▶ YOUR GOAL: Every record here must be set down once more, precisely as it reads.

[DATA EXTRACT Boundary: Start]

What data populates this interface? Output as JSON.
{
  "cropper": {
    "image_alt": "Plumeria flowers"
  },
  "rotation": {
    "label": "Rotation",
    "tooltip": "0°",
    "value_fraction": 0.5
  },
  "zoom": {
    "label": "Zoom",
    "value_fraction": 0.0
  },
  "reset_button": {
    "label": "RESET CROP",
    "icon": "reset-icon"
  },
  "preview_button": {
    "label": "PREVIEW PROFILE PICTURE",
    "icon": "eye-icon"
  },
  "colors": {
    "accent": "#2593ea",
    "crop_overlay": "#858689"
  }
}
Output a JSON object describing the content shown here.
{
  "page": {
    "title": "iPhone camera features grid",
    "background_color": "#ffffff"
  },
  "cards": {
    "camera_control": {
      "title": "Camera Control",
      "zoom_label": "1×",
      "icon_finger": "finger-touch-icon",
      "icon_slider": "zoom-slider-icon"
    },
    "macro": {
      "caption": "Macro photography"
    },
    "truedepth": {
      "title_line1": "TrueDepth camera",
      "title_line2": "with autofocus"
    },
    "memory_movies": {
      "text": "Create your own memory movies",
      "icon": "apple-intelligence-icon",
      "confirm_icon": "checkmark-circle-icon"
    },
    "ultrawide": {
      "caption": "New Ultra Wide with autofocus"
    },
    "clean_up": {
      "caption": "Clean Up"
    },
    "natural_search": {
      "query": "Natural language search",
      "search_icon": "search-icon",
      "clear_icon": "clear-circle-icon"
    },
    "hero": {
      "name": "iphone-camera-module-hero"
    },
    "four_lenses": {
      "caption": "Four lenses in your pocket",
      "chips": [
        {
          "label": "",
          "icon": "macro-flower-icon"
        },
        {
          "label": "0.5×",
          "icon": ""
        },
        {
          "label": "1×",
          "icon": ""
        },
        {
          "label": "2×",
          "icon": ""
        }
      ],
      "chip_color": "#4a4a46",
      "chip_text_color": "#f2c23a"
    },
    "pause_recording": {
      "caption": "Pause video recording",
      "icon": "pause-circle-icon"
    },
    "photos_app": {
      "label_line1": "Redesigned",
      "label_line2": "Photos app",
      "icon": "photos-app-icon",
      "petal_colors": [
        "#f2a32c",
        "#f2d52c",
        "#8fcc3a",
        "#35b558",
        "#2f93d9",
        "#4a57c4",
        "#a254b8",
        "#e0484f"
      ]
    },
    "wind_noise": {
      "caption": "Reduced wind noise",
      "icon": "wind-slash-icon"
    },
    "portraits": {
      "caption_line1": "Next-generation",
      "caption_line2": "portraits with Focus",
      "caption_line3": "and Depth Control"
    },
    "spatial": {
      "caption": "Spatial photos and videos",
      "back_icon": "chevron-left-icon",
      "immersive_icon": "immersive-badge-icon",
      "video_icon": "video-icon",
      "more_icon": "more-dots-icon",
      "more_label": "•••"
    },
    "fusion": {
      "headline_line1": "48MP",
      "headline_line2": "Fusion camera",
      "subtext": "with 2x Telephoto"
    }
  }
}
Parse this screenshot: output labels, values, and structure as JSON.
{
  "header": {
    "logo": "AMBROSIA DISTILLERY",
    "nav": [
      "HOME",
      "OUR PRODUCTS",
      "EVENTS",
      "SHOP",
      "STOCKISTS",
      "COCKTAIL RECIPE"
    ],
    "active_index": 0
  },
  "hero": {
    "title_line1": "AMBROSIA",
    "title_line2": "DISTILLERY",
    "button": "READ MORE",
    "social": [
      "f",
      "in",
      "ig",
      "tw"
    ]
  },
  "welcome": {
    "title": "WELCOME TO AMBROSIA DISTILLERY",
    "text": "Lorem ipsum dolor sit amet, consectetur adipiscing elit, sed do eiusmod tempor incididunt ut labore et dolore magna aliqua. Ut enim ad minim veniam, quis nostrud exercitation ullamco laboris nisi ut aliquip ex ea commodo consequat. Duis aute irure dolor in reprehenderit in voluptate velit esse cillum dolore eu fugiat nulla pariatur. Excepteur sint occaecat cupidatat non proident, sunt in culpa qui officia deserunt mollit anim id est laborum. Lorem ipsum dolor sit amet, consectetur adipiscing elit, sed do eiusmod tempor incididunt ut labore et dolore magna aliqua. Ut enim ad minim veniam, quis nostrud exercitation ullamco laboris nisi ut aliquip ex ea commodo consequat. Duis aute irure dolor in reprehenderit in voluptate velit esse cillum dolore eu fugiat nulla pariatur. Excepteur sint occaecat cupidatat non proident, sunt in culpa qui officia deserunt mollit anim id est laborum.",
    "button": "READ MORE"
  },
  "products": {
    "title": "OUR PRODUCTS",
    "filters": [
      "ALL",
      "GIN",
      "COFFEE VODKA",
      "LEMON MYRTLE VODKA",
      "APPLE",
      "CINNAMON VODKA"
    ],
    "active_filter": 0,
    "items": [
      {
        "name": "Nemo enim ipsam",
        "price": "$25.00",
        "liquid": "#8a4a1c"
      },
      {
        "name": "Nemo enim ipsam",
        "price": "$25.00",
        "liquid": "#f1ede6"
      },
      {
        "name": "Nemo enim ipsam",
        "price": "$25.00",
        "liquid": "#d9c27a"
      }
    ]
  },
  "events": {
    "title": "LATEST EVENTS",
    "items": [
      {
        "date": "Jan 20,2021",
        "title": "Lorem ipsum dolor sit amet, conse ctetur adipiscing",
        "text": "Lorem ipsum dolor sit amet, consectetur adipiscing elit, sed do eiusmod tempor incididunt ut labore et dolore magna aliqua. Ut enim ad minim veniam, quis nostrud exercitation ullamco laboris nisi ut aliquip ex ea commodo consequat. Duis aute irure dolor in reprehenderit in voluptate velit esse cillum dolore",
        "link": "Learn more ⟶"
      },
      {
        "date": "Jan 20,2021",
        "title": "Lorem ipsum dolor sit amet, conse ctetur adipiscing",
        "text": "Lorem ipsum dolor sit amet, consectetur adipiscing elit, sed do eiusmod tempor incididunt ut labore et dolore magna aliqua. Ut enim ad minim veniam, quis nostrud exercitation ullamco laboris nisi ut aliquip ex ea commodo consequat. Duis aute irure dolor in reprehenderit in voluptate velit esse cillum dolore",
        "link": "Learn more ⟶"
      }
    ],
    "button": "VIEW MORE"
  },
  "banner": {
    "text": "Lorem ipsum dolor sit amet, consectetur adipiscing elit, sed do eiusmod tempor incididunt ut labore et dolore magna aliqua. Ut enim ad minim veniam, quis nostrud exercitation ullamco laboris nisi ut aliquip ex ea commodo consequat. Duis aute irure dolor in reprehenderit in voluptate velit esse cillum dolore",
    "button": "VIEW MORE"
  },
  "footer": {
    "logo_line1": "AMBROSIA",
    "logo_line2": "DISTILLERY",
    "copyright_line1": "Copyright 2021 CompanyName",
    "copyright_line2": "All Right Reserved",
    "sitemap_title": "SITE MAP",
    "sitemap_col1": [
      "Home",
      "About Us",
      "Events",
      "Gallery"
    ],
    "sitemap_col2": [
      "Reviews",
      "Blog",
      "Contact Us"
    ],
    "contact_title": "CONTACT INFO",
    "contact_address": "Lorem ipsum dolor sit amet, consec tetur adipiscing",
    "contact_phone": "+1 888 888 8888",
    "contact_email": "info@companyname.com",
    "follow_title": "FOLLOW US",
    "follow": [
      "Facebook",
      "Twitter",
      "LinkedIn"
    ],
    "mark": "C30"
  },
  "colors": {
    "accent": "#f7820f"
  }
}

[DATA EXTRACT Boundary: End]

▶ THE COMPLETED TASK:
What data populates this interface? Output as JSON.
{
  "cropper": {
    "image_alt": "Plumeria flowers"
  },
  "rotation": {
    "label": "Rotation",
    "tooltip": "0°",
    "value_fraction": 0.5
  },
  "zoom": {
    "label": "Zoom",
    "value_fraction": 0.0
  },
  "reset_button": {
    "label": "RESET CROP",
    "icon": "reset-icon"
  },
  "preview_button": {
    "label": "PREVIEW PROFILE PICTURE",
    "icon": "eye-icon"
  },
  "colors": {
    "accent": "#2593ea",
    "crop_overlay": "#858689"
  }
}
Output a JSON object describing the content shown here.
{
  "page": {
    "title": "iPhone camera features grid",
    "background_color": "#ffffff"
  },
  "cards": {
    "camera_control": {
      "title": "Camera Control",
      "zoom_label": "1×",
      "icon_finger": "finger-touch-icon",
      "icon_slider": "zoom-slider-icon"
    },
    "macro": {
      "caption": "Macro photography"
    },
    "truedepth": {
      "title_line1": "TrueDepth camera",
      "title_line2": "with autofocus"
    },
    "memory_movies": {
      "text": "Create your own memory movies",
      "icon": "apple-intelligence-icon",
      "confirm_icon": "checkmark-circle-icon"
    },
    "ultrawide": {
      "caption": "New Ultra Wide with autofocus"
    },
    "clean_up": {
      "caption": "Clean Up"
    },
    "natural_search": {
      "query": "Natural language search",
      "search_icon": "search-icon",
      "clear_icon": "clear-circle-icon"
    },
    "hero": {
      "name": "iphone-camera-module-hero"
    },
    "four_lenses": {
      "caption": "Four lenses in your pocket",
      "chips": [
        {
          "label": "",
          "icon": "macro-flower-icon"
        },
        {
          "label": "0.5×",
          "icon": ""
        },
        {
          "label": "1×",
          "icon": ""
        },
        {
          "label": "2×",
          "icon": ""
        }
      ],
      "chip_color": "#4a4a46",
      "chip_text_color": "#f2c23a"
    },
    "pause_recording": {
      "caption": "Pause video recording",
      "icon": "pause-circle-icon"
    },
    "photos_app": {
      "label_line1": "Redesigned",
      "label_line2": "Photos app",
      "icon": "photos-app-icon",
      "petal_colors": [
        "#f2a32c",
        "#f2d52c",
        "#8fcc3a",
        "#35b558",
        "#2f93d9",
        "#4a57c4",
        "#a254b8",
        "#e0484f"
      ]
    },
    "wind_noise": {
      "caption": "Reduced wind noise",
      "icon": "wind-slash-icon"
    },
    "portraits": {
      "caption_line1": "Next-generation",
      "caption_line2": "portraits with Focus",
      "caption_line3": "and Depth Control"
    },
    "spatial": {
      "caption": "Spatial photos and videos",
      "back_icon": "chevron-left-icon",
      "immersive_icon": "immersive-badge-icon",
      "video_icon": "video-icon",
      "more_icon": "more-dots-icon",
      "more_label": "•••"
    },
    "fusion": {
      "headline_line1": "48MP",
      "headline_line2": "Fusion camera",
      "subtext": "with 2x Telephoto"
    }
  }
}
Parse this screenshot: output labels, values, and structure as JSON.
{
  "header": {
    "logo": "AMBROSIA DISTILLERY",
    "nav": [
      "HOME",
      "OUR PRODUCTS",
      "EVENTS",
      "SHOP",
      "STOCKISTS",
      "COCKTAIL RECIPE"
    ],
    "active_index": 0
  },
  "hero": {
    "title_line1": "AMBROSIA",
    "title_line2": "DISTILLERY",
    "button": "READ MORE",
    "social": [
      "f",
      "in",
      "ig",
      "tw"
    ]
  },
  "welcome": {
    "title": "WELCOME TO AMBROSIA DISTILLERY",
    "text": "Lorem ipsum dolor sit amet, consectetur adipiscing elit, sed do eiusmod tempor incididunt ut labore et dolore magna aliqua. Ut enim ad minim veniam, quis nostrud exercitation ullamco laboris nisi ut aliquip ex ea commodo consequat. Duis aute irure dolor in reprehenderit in voluptate velit esse cillum dolore eu fugiat nulla pariatur. Excepteur sint occaecat cupidatat non proident, sunt in culpa qui officia deserunt mollit anim id est laborum. Lorem ipsum dolor sit amet, consectetur adipiscing elit, sed do eiusmod tempor incididunt ut labore et dolore magna aliqua. Ut enim ad minim veniam, quis nostrud exercitation ullamco laboris nisi ut aliquip ex ea commodo consequat. Duis aute irure dolor in reprehenderit in voluptate velit esse cillum dolore eu fugiat nulla pariatur. Excepteur sint occaecat cupidatat non proident, sunt in culpa qui officia deserunt mollit anim id est laborum.",
    "button": "READ MORE"
  },
  "products": {
    "title": "OUR PRODUCTS",
    "filters": [
      "ALL",
      "GIN",
      "COFFEE VODKA",
      "LEMON MYRTLE VODKA",
      "APPLE",
      "CINNAMON VODKA"
    ],
    "active_filter": 0,
    "items": [
      {
        "name": "Nemo enim ipsam",
        "price": "$25.00",
        "liquid": "#8a4a1c"
      },
      {
        "name": "Nemo enim ipsam",
        "price": "$25.00",
        "liquid": "#f1ede6"
      },
      {
        "name": "Nemo enim ipsam",
        "price": "$25.00",
        "liquid": "#d9c27a"
      }
    ]
  },
  "events": {
    "title": "LATEST EVENTS",
    "items": [
      {
        "date": "Jan 20,2021",
        "title": "Lorem ipsum dolor sit amet, conse ctetur adipiscing",
        "text": "Lorem ipsum dolor sit amet, consectetur adipiscing elit, sed do eiusmod tempor incididunt ut labore et dolore magna aliqua. Ut enim ad minim veniam, quis nostrud exercitation ullamco laboris nisi ut aliquip ex ea commodo consequat. Duis aute irure dolor in reprehenderit in voluptate velit esse cillum dolore",
        "link": "Learn more ⟶"
      },
      {
        "date": "Jan 20,2021",
        "title": "Lorem ipsum dolor sit amet, conse ctetur adipiscing",
        "text": "Lorem ipsum dolor sit amet, consectetur adipiscing elit, sed do eiusmod tempor incididunt ut labore et dolore magna aliqua. Ut enim ad minim veniam, quis nostrud exercitation ullamco laboris nisi ut aliquip ex ea commodo consequat. Duis aute irure dolor in reprehenderit in voluptate velit esse cillum dolore",
        "link": "Learn more ⟶"
      }
    ],
    "button": "VIEW MORE"
  },
  "banner": {
    "text": "Lorem ipsum dolor sit amet, consectetur adipiscing elit, sed do eiusmod tempor incididunt ut labore et dolore magna aliqua. Ut enim ad minim veniam, quis nostrud exercitation ullamco laboris nisi ut aliquip ex ea commodo consequat. Duis aute irure dolor in reprehenderit in voluptate velit esse cillum dolore",
    "button": "VIEW MORE"
  },
  "footer": {
    "logo_line1": "AMBROSIA",
    "logo_line2": "DISTILLERY",
    "copyright_line1": "Copyright 2021 CompanyName",
    "copyright_line2": "All Right Reserved",
    "sitemap_title": "SITE MAP",
    "sitemap_col1": [
      "Home",
      "About Us",
      "Events",
      "Gallery"
    ],
    "sitemap_col2": [
      "Reviews",
      "Blog",
      "Contact Us"
    ],
    "contact_title": "CONTACT INFO",
    "contact_address": "Lorem ipsum dolor sit amet, consec tetur adipiscing",
    "contact_phone": "+1 888 888 8888",
    "contact_email": "info@companyname.com",
    "follow_title": "FOLLOW US",
    "follow": [
      "Facebook",
      "Twitter",
      "LinkedIn"
    ],
    "mark": "C30"
  },
  "colors": {
    "accent": "#f7820f"
  }
}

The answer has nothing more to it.